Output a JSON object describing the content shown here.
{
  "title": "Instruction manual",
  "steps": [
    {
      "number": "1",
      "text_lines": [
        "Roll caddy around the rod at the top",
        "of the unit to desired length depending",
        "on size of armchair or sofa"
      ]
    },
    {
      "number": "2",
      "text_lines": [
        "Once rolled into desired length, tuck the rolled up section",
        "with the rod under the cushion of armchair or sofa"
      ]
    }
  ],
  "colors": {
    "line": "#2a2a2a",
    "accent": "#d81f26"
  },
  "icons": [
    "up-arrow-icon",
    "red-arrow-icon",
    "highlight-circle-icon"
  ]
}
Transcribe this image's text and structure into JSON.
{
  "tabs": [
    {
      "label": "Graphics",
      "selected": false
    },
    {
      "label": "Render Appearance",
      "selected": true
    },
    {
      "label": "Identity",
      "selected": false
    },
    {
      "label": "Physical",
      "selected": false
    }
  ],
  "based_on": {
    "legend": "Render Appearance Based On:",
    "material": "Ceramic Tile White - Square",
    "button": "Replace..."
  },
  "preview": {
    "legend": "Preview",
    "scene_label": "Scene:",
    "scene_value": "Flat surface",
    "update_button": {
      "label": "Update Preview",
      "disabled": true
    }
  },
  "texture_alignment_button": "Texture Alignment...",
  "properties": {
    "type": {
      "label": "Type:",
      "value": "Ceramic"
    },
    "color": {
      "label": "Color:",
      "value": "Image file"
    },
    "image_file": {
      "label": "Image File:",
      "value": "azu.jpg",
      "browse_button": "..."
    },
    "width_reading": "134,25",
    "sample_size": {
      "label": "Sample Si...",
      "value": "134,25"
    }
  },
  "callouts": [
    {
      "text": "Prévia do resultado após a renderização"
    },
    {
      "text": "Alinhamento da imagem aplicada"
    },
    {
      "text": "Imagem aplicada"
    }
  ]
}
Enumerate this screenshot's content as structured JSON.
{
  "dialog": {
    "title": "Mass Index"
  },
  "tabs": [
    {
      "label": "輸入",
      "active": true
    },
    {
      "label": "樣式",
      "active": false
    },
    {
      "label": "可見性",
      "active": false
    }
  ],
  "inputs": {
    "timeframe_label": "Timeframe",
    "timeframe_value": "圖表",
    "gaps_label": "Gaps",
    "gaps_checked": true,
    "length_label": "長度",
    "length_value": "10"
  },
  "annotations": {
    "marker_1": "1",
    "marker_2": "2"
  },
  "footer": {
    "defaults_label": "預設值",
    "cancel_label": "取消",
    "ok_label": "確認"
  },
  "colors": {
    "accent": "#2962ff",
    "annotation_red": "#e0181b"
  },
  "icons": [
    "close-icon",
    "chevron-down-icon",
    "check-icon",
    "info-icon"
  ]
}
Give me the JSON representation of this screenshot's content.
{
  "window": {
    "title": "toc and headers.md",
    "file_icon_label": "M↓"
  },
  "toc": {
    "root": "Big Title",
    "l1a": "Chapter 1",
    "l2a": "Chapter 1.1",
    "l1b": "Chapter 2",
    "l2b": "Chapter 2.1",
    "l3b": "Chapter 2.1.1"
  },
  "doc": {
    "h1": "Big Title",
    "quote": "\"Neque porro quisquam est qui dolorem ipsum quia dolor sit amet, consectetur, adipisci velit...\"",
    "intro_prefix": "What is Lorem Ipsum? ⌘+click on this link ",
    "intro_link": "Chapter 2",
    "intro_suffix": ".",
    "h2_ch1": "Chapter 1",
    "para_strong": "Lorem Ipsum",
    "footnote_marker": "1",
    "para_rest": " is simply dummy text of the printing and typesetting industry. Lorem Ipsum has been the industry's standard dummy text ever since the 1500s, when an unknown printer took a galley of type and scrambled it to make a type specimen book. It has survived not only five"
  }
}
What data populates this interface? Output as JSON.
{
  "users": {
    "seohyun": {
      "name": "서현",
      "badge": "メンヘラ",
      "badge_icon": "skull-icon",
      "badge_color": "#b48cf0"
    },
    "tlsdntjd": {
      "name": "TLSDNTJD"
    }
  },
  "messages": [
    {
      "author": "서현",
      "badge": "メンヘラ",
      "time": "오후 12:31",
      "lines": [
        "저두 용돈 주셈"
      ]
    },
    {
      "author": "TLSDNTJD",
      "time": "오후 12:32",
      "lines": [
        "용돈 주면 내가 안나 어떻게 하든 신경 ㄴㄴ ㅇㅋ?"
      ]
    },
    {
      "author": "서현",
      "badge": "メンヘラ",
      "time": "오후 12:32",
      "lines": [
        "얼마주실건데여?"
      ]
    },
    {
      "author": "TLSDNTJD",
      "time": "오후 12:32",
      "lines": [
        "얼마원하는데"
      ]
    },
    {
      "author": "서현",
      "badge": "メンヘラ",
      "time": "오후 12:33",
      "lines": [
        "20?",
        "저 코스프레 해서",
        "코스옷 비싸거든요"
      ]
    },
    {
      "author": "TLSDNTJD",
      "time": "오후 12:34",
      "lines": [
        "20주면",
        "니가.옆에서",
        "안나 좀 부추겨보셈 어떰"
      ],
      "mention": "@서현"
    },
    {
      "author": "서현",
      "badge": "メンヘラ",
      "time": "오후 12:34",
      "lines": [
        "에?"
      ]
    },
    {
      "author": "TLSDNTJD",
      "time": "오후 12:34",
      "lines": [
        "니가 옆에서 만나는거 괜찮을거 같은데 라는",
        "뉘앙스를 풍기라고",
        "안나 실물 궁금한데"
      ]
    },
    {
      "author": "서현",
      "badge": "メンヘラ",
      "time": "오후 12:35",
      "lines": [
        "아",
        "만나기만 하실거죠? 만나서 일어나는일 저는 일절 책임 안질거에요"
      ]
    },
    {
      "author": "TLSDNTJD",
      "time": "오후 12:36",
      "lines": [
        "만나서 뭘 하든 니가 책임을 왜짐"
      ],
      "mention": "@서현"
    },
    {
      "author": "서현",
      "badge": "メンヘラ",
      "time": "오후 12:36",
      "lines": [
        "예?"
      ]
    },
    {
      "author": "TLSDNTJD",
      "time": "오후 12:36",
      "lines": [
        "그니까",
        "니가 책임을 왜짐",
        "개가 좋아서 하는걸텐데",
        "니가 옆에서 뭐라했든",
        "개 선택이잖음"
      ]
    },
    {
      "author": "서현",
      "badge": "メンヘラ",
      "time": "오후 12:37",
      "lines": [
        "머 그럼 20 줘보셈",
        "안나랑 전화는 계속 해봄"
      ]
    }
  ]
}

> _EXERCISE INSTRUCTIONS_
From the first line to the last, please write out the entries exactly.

> _RESPONSE BOX_
Output a JSON object describing the content shown here.
{
  "title": "Instruction manual",
  "steps": [
    {
      "number": "1",
      "text_lines": [
        "Roll caddy around the rod at the top",
        "of the unit to desired length depending",
        "on size of armchair or sofa"
      ]
    },
    {
      "number": "2",
      "text_lines": [
        "Once rolled into desired length, tuck the rolled up section",
        "with the rod under the cushion of armchair or sofa"
      ]
    }
  ],
  "colors": {
    "line": "#2a2a2a",
    "accent": "#d81f26"
  },
  "icons": [
    "up-arrow-icon",
    "red-arrow-icon",
    "highlight-circle-icon"
  ]
}
Transcribe this image's text and structure into JSON.
{
  "tabs": [
    {
      "label": "Graphics",
      "selected": false
    },
    {
      "label": "Render Appearance",
      "selected": true
    },
    {
      "label": "Identity",
      "selected": false
    },
    {
      "label": "Physical",
      "selected": false
    }
  ],
  "based_on": {
    "legend": "Render Appearance Based On:",
    "material": "Ceramic Tile White - Square",
    "button": "Replace..."
  },
  "preview": {
    "legend": "Preview",
    "scene_label": "Scene:",
    "scene_value": "Flat surface",
    "update_button": {
      "label": "Update Preview",
      "disabled": true
    }
  },
  "texture_alignment_button": "Texture Alignment...",
  "properties": {
    "type": {
      "label": "Type:",
      "value": "Ceramic"
    },
    "color": {
      "label": "Color:",
      "value": "Image file"
    },
    "image_file": {
      "label": "Image File:",
      "value": "azu.jpg",
      "browse_button": "..."
    },
    "width_reading": "134,25",
    "sample_size": {
      "label": "Sample Si...",
      "value": "134,25"
    }
  },
  "callouts": [
    {
      "text": "Prévia do resultado após a renderização"
    },
    {
      "text": "Alinhamento da imagem aplicada"
    },
    {
      "text": "Imagem aplicada"
    }
  ]
}
Enumerate this screenshot's content as structured JSON.
{
  "dialog": {
    "title": "Mass Index"
  },
  "tabs": [
    {
      "label": "輸入",
      "active": true
    },
    {
      "label": "樣式",
      "active": false
    },
    {
      "label": "可見性",
      "active": false
    }
  ],
  "inputs": {
    "timeframe_label": "Timeframe",
    "timeframe_value": "圖表",
    "gaps_label": "Gaps",
    "gaps_checked": true,
    "length_label": "長度",
    "length_value": "10"
  },
  "annotations": {
    "marker_1": "1",
    "marker_2": "2"
  },
  "footer": {
    "defaults_label": "預設值",
    "cancel_label": "取消",
    "ok_label": "確認"
  },
  "colors": {
    "accent": "#2962ff",
    "annotation_red": "#e0181b"
  },
  "icons": [
    "close-icon",
    "chevron-down-icon",
    "check-icon",
    "info-icon"
  ]
}
Give me the JSON representation of this screenshot's content.
{
  "window": {
    "title": "toc and headers.md",
    "file_icon_label": "M↓"
  },
  "toc": {
    "root": "Big Title",
    "l1a": "Chapter 1",
    "l2a": "Chapter 1.1",
    "l1b": "Chapter 2",
    "l2b": "Chapter 2.1",
    "l3b": "Chapter 2.1.1"
  },
  "doc": {
    "h1": "Big Title",
    "quote": "\"Neque porro quisquam est qui dolorem ipsum quia dolor sit amet, consectetur, adipisci velit...\"",
    "intro_prefix": "What is Lorem Ipsum? ⌘+click on this link ",
    "intro_link": "Chapter 2",
    "intro_suffix": ".",
    "h2_ch1": "Chapter 1",
    "para_strong": "Lorem Ipsum",
    "footnote_marker": "1",
    "para_rest": " is simply dummy text of the printing and typesetting industry. Lorem Ipsum has been the industry's standard dummy text ever since the 1500s, when an unknown printer took a galley of type and scrambled it to make a type specimen book. It has survived not only five"
  }
}
What data populates this interface? Output as JSON.
{
  "users": {
    "seohyun": {
      "name": "서현",
      "badge": "メンヘラ",
      "badge_icon": "skull-icon",
      "badge_color": "#b48cf0"
    },
    "tlsdntjd": {
      "name": "TLSDNTJD"
    }
  },
  "messages": [
    {
      "author": "서현",
      "badge": "メンヘラ",
      "time": "오후 12:31",
      "lines": [
        "저두 용돈 주셈"
      ]
    },
    {
      "author": "TLSDNTJD",
      "time": "오후 12:32",
      "lines": [
        "용돈 주면 내가 안나 어떻게 하든 신경 ㄴㄴ ㅇㅋ?"
      ]
    },
    {
      "author": "서현",
      "badge": "メンヘラ",
      "time": "오후 12:32",
      "lines": [
        "얼마주실건데여?"
      ]
    },
    {
      "author": "TLSDNTJD",
      "time": "오후 12:32",
      "lines": [
        "얼마원하는데"
      ]
    },
    {
      "author": "서현",
      "badge": "メンヘラ",
      "time": "오후 12:33",
      "lines": [
        "20?",
        "저 코스프레 해서",
        "코스옷 비싸거든요"
      ]
    },
    {
      "author": "TLSDNTJD",
      "time": "오후 12:34",
      "lines": [
        "20주면",
        "니가.옆에서",
        "안나 좀 부추겨보셈 어떰"
      ],
      "mention": "@서현"
    },
    {
      "author": "서현",
      "badge": "メンヘラ",
      "time": "오후 12:34",
      "lines": [
        "에?"
      ]
    },
    {
      "author": "TLSDNTJD",
      "time": "오후 12:34",
      "lines": [
        "니가 옆에서 만나는거 괜찮을거 같은데 라는",
        "뉘앙스를 풍기라고",
        "안나 실물 궁금한데"
      ]
    },
    {
      "author": "서현",
      "badge": "メンヘラ",
      "time": "오후 12:35",
      "lines": [
        "아",
        "만나기만 하실거죠? 만나서 일어나는일 저는 일절 책임 안질거에요"
      ]
    },
    {
      "author": "TLSDNTJD",
      "time": "오후 12:36",
      "lines": [
        "만나서 뭘 하든 니가 책임을 왜짐"
      ],
      "mention": "@서현"
    },
    {
      "author": "서현",
      "badge": "メンヘラ",
      "time": "오후 12:36",
      "lines": [
        "예?"
      ]
    },
    {
      "author": "TLSDNTJD",
      "time": "오후 12:36",
      "lines": [
        "그니까",
        "니가 책임을 왜짐",
        "개가 좋아서 하는걸텐데",
        "니가 옆에서 뭐라했든",
        "개 선택이잖음"
      ]
    },
    {
      "author": "서현",
      "badge": "メンヘラ",
      "time": "오후 12:37",
      "lines": [
        "머 그럼 20 줘보셈",
        "안나랑 전화는 계속 해봄"
      ]
    }
  ]
}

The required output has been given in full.